|Original picture removed, reasons to be disclosed eventually. In the meantime, here's a bunny with a pancake on it's head.|
When I was 15, I had a part-time job weeding for the nursery business of a family friend. Her home was on land that had once been a part of the family farm, and included oddities like walking onions, red wheat still sprouting up in odd corners, and the most strange apple tree I had ever seen. This gnarled old tree had small apples (before it started getting trendy to market them as "lunchbox sized") that were yellow-green with a small peach blush where the sun hit. If you bit into one, it wasn't sweet! It was starchy, almost like a potato, with a little sour-sweet after taste. The texture, too, was different then any apple I had ever seen...denser. I was fascinated by those apples, and got permission to take home a bucket full.

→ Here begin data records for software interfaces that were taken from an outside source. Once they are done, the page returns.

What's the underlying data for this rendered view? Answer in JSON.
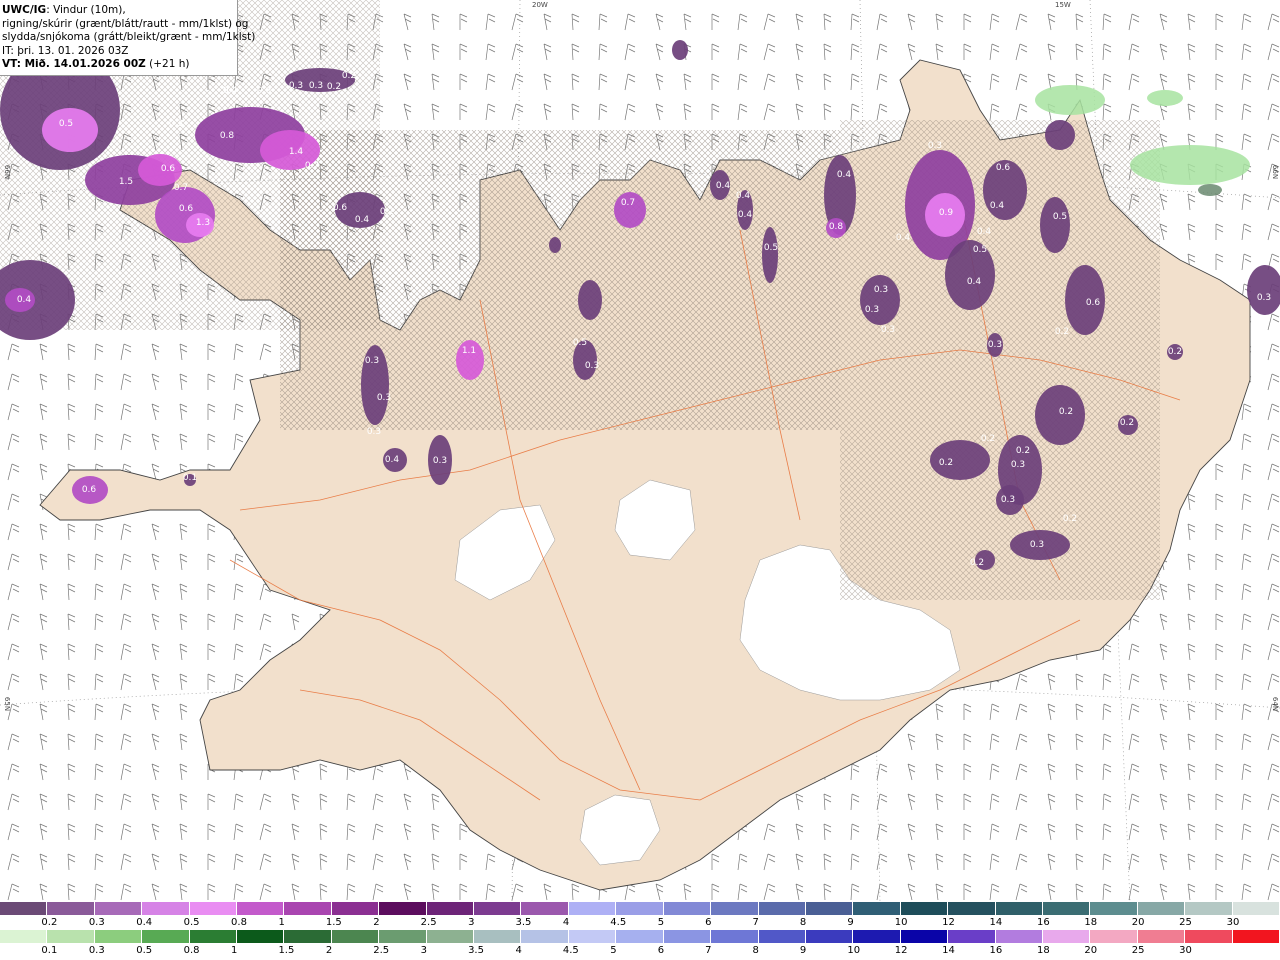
{
  "header": {
    "title_model": "UWC/IG",
    "title_rest": ": Vindur (10m),",
    "line2": "rigning/skúrir (grænt/blátt/rautt - mm/1klst) og",
    "line3": "slydda/snjókoma (grátt/bleikt/grænt - mm/1klst)",
    "init_time": "IT: þri. 13. 01. 2026 03Z",
    "valid_time_bold": "VT: Mið. 14.01.2026 00Z",
    "valid_time_rest": " (+21 h)"
  },
  "coordinate_labels": [
    "20W",
    "15W",
    "66N",
    "66N",
    "65N",
    "64N"
  ],
  "map": {
    "land_color": "#f2e0cc",
    "glacier_color": "#ffffff",
    "sea_color": "#ffffff",
    "road_color": "#e8733a",
    "snow_colors": [
      "#6b3f7a",
      "#8e3f9e",
      "#b24cc4",
      "#d65ad8",
      "#e77cf0"
    ],
    "rain_color": "#a7e3a0",
    "precip_labels": [
      "0.5",
      "1.5",
      "0.6",
      "0.7",
      "0.6",
      "1.3",
      "0.4",
      "0.6",
      "0.3",
      "0.3",
      "0.2",
      "0.2",
      "0.4",
      "0.3",
      "0.8",
      "1.4",
      "0.7",
      "0.6",
      "0.4",
      "0.2",
      "0.7",
      "0.4",
      "0.4",
      "0.4",
      "0.5",
      "0.8",
      "0.4",
      "0.3",
      "0.6",
      "0.9",
      "0.4",
      "0.4",
      "0.5",
      "0.4",
      "0.4",
      "0.5",
      "0.3",
      "0.3",
      "0.3",
      "0.6",
      "0.2",
      "0.2",
      "0.3",
      "1.1",
      "0.5",
      "0.3",
      "0.3",
      "0.3",
      "0.3",
      "0.4",
      "0.3",
      "0.1",
      "0.6",
      "0.2",
      "0.2",
      "0.2",
      "0.3",
      "0.2",
      "0.2",
      "0.2",
      "0.3",
      "0.3",
      "0.2",
      "0.3"
    ]
  },
  "legend_snow": {
    "colors": [
      "#6b4a76",
      "#8a5a99",
      "#a76ab8",
      "#d683e6",
      "#e98df2",
      "#c35acb",
      "#a945b0",
      "#8b2f92",
      "#5c0d5e",
      "#6d2478",
      "#7c3b90",
      "#9b58ad",
      "#aeb0f5",
      "#9a9ee7",
      "#8289d6",
      "#6c79c1",
      "#5a6bab",
      "#4a5f95",
      "#2f5e75",
      "#1e4d5a",
      "#25515f",
      "#2f5f69",
      "#3b6d73",
      "#5d8d8f",
      "#87a8a6",
      "#b4c8c4",
      "#d8e2de"
    ],
    "labels": [
      "0.2",
      "0.3",
      "0.4",
      "0.5",
      "0.8",
      "1",
      "1.5",
      "2",
      "2.5",
      "3",
      "3.5",
      "4",
      "4.5",
      "5",
      "6",
      "7",
      "8",
      "9",
      "10",
      "12",
      "14",
      "16",
      "18",
      "20",
      "25",
      "30"
    ]
  },
  "legend_rain": {
    "colors": [
      "#dbf3d3",
      "#b9e2ad",
      "#8ccd7e",
      "#58aa54",
      "#2b7d33",
      "#0c5a1b",
      "#2b6b35",
      "#4c8650",
      "#6b9c70",
      "#8db191",
      "#a8bfc0",
      "#b5c2e6",
      "#c3c9f5",
      "#a6b0ef",
      "#8b95e3",
      "#6e77d6",
      "#5158c8",
      "#3b3bbe",
      "#1d1ab0",
      "#0a04a8",
      "#6a3ec8",
      "#b27cdf",
      "#e8a9ec",
      "#f3a8c2",
      "#f07d92",
      "#ef4a5e",
      "#f2151f"
    ],
    "labels": [
      "0.1",
      "0.3",
      "0.5",
      "0.8",
      "1",
      "1.5",
      "2",
      "2.5",
      "3",
      "3.5",
      "4",
      "4.5",
      "5",
      "6",
      "7",
      "8",
      "9",
      "10",
      "12",
      "14",
      "16",
      "18",
      "20",
      "25",
      "30"
    ]
  }
}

Eating them out of hand was, obviously, not very pleasant, but when cooked or dried in rings, all the mellow flavor came right out. If I'd known how at the time, it would have made rich and creamy applesauce, especially paired with a more tart variety...and so began my awareness that there was something else out there, more then what could be bought at my local supermarket.
What is an Heirloom plant?

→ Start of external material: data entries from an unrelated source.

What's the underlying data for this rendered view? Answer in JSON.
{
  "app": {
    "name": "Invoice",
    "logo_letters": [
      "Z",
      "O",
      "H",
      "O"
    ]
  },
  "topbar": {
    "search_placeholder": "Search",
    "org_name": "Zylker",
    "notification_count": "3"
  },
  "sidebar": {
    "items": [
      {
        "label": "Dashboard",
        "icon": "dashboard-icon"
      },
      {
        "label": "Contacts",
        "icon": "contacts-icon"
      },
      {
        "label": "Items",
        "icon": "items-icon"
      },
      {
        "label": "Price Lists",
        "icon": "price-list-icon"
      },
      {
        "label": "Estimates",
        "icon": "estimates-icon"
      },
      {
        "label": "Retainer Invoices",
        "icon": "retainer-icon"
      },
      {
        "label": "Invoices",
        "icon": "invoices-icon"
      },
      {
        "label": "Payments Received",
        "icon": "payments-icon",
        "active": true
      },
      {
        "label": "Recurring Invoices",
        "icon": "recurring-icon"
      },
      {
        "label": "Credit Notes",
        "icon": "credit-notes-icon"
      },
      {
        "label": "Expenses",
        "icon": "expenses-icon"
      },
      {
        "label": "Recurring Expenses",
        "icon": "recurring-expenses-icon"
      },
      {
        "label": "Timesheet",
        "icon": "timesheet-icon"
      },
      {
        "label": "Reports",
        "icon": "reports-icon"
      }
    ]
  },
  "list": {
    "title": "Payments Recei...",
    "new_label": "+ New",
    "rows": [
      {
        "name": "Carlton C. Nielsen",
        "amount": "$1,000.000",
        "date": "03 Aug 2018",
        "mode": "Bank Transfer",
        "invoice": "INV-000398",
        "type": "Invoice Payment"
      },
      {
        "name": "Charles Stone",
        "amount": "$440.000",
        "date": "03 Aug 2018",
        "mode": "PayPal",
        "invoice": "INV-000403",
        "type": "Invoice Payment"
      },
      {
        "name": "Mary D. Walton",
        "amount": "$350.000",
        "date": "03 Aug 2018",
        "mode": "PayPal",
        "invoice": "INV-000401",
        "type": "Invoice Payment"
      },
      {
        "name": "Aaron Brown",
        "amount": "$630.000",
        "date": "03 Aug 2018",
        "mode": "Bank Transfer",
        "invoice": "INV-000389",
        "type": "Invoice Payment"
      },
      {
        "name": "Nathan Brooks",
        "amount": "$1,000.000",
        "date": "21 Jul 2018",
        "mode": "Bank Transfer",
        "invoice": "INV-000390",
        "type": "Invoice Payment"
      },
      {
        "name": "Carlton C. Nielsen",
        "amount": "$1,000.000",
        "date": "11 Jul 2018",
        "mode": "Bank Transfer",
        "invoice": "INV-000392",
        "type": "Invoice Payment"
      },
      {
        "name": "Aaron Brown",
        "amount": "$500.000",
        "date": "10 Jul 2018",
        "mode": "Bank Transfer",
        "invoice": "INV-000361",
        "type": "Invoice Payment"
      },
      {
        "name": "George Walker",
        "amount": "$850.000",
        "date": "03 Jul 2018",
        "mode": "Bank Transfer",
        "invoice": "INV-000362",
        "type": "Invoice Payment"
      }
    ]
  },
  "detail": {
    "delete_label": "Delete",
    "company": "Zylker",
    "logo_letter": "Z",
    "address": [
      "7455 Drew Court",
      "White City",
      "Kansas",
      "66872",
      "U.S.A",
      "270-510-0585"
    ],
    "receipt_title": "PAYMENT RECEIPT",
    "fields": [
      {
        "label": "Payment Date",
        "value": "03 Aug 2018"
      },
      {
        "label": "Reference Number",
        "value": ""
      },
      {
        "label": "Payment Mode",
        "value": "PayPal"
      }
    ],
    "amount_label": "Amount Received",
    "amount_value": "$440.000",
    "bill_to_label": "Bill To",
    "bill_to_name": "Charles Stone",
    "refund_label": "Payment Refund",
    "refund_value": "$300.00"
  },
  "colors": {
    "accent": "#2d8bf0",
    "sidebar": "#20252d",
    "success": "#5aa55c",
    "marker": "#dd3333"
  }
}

Whether choosing produce at your local farmer's market, or picking species to grow in your own backyard, more and more people today are choosing old varieties, often referred to as Heirloom plants. Here's how it works: in the 30's-50's, as shipping fruit and vegetable across the continent became more common, growers began to hybridize plants looking for traits that would insure their plants were the market king. While during the Nineteenth Century (and earlier), you would find lots of different local varieties sold, chosen by the grower based on factors like climate and soil conditions, and by the buyer based on what they wanted to do with the produce in question, by the 50's only two or three shipped varieties could be found in the average market.
|Slow Food USA|
The registry on Orange Pippin has more then 2,500 varieties of apples(out of as many as 15,000 varieties once grown in America). They come in all shapes and sizes, range in color from yellow and green to bright red, to so dark they're almost black (take a look at the Arkansas Black if you don't believe me).
On the other hand, while super markets are slowly adding more varieties, by the 1950's it had boiled down to three: Red Delicious, Golden Delicious, and Granny Smith.
Why are Heirloom's better? Weren't those types chosen for a reason?
The common grocery store varieties were chosen for a reason: they have a large cellular structure that acts like packing peanuts, i.e. lets them ship with minimal bruising. They are also large, have a bright, easily recognizable color(which marketing has found looks more visually appealing, leading to brand loyalty), and have a high yield (many fruit from a given plant).
In addition, all the the common grocery apples often pose problems for the home grower. They are bred for areas like Washington State, and won't get enough cold hours during the fall and winter in the South (where a Winesap, or Victoria Limbertwig would shine), and they aren't hardy enough for my neck of the woods, like a Russian Alexander or a Tioga from Minnesota.
Where can I find Heirloom apples?
While many grocery stores are doing their best to get in on the act by keeping more varieties, many of the best are going to be disappointing when picked green and shipped while they ripen. Trust me, you will be happier if you buy local! Apple season is going to start once the weather cools down, watch for carts, roadside stands and farmer's market stands. Talk to the person you're buying from; ask what they would recommend, and buy some for eating, and others specifically for cooking and preserving. If you're particularly daring, and have the equipment for applications like brewing, try your hand at cider!
|A list of apple events from Saveur|
Starting apple season with a hunt in mind lends a sense of adventure to the cooling air and changing colors of autumn. Who knows what treasures are waiting if you look? Your taste buds will thank you!
For a great Heirloom catalog, I would strongly recommend Trees of Antiquity. They just sent me their winter catalog, and are starting their 2012 pre-orders now, so hurry if you're interested!
If you have an heirloom apple tree, and need to identify it, your local chapter of Slow Food USA can often help.